Work instructions = Copy out the records that follow, leaving every character as it is.

START Data records

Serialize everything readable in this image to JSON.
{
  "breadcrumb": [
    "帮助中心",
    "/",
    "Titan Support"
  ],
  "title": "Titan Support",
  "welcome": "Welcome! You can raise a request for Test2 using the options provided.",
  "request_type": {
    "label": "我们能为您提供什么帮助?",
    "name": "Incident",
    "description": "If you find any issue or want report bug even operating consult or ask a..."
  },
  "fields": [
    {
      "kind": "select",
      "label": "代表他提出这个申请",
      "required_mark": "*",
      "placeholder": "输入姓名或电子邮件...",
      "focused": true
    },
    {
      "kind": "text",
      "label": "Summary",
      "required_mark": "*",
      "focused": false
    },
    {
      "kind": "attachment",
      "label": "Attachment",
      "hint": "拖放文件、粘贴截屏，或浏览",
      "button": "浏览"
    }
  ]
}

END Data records

Task response =
Serialize everything readable in this image to JSON.
{
  "breadcrumb": [
    "帮助中心",
    "/",
    "Titan Support"
  ],
  "title": "Titan Support",
  "welcome": "Welcome! You can raise a request for Test2 using the options provided.",
  "request_type": {
    "label": "我们能为您提供什么帮助?",
    "name": "Incident",
    "description": "If you find any issue or want report bug even operating consult or ask a..."
  },
  "fields": [
    {
      "kind": "select",
      "label": "代表他提出这个申请",
      "required_mark": "*",
      "placeholder": "输入姓名或电子邮件...",
      "focused": true
    },
    {
      "kind": "text",
      "label": "Summary",
      "required_mark": "*",
      "focused": false
    },
    {
      "kind": "attachment",
      "label": "Attachment",
      "hint": "拖放文件、粘贴截屏，或浏览",
      "button": "浏览"
    }
  ]
}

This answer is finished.